The anniversary of his disappearance became National Missing Children's Day. His parents helped press for new laws that established a national hotline and made it easier for law enforcement agencies to share information about missing children. The movement grew after the kidnapping and killing of 6-year-old Adam Walsh in 1981 in Florida. Frightened parents soon stopped letting children walk alone to school and play unsupervised in their
AN INVESTIGATION SPANS DECADES
Etan's body has never been found, but his family had him legally declared dead in 2001. The investigation spanned decades and even reached Israel. Hernandez worked at a convenience store in Etan's
THE PROSECUTION STRESSES CONFESSIONS
In his recorded confessions to authorities, Hernandez, 55, tranquilly recounts offering soda to entice Etan into the convenience store basement, then choking him. Hernandez says he put the still-alive boy into a plastic bag and a box and left the box in an alley.
One of his brothers-in-law testified at the first trial that Hernandez startled a prayer group in summer 1979 by saying he had killed a child in New York. A
There's no physical evidence against Hernandez.
While prosecutors call Hernandez's confessions credible, his
Ramos was never criminally charged and denies involvement in Etan's death. But a former federal prosecutor and a prison informant testified at the first trial that Ramos made incriminating statements to them. Ramos wasn't called to testify, having indicated he'd invoke his Fifth Amendment protection against self-incrimination.

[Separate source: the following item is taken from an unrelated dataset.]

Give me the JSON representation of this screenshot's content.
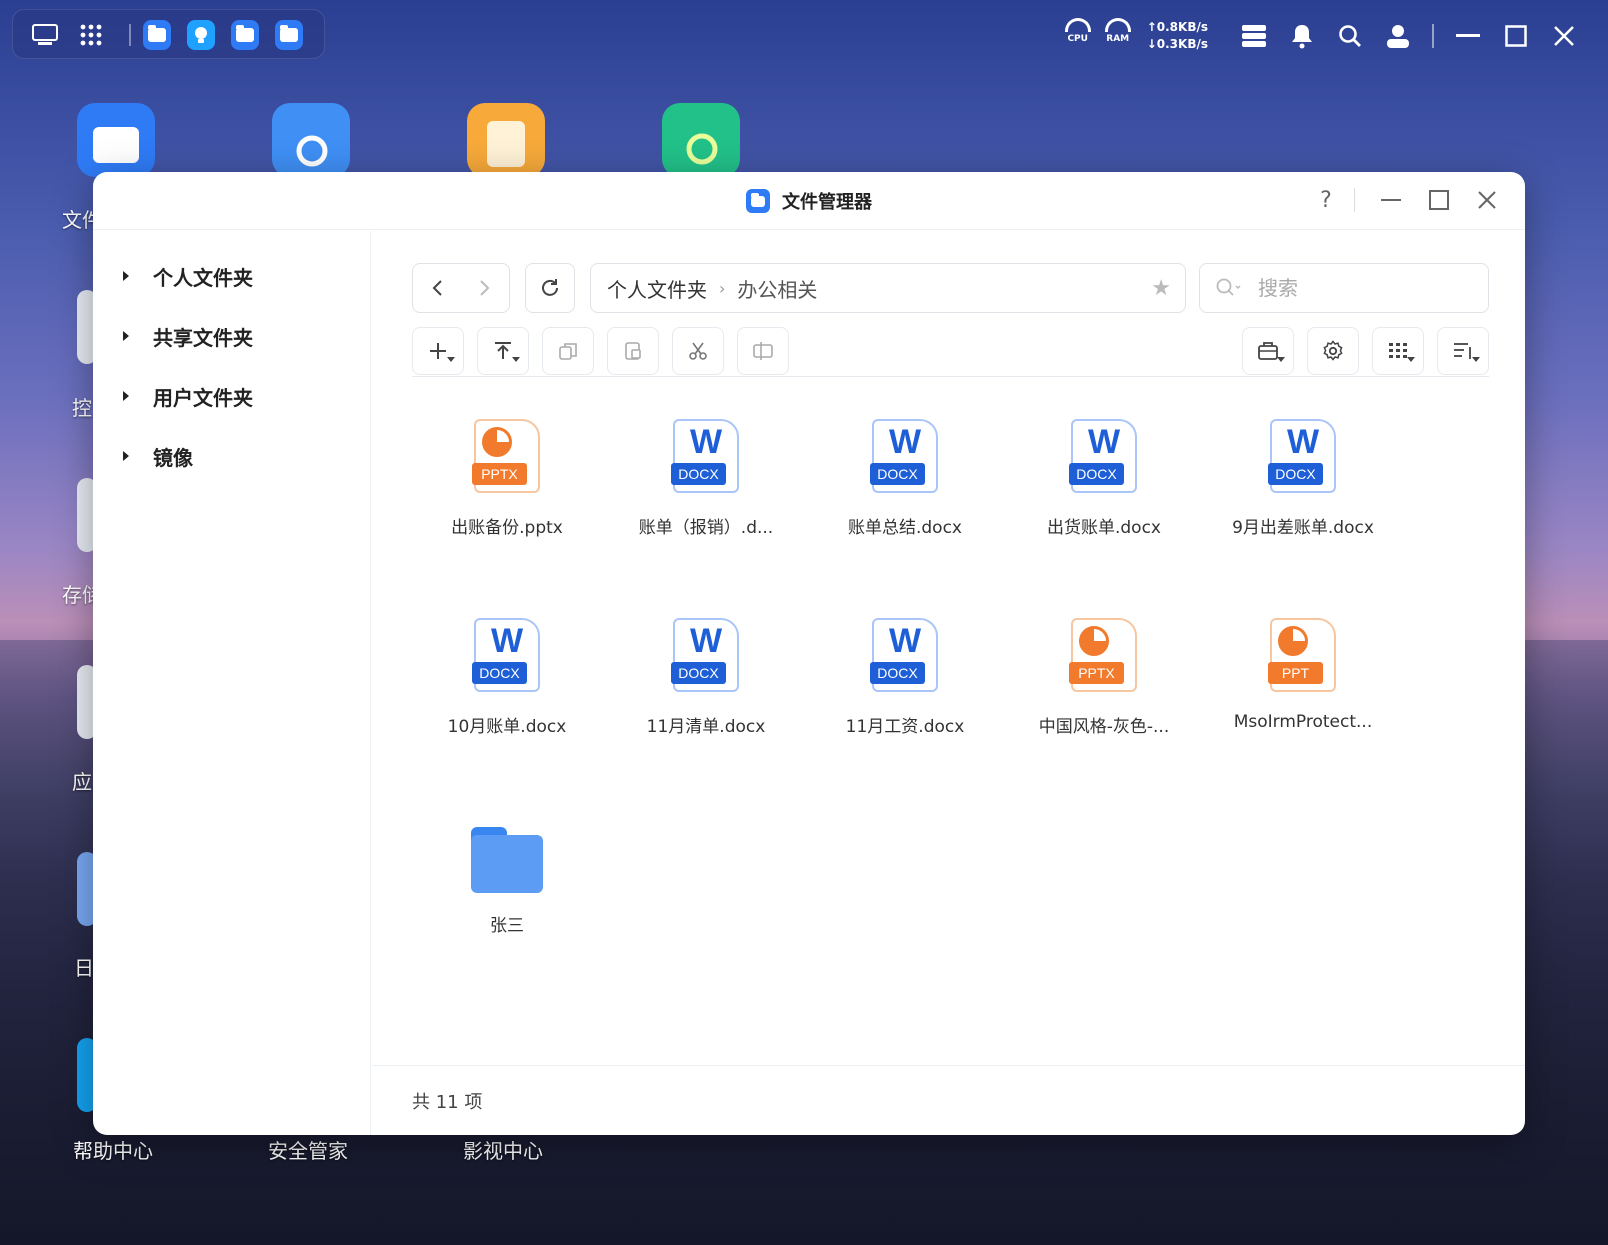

Opening statements in Hernandez's retrial are set for Wednesday.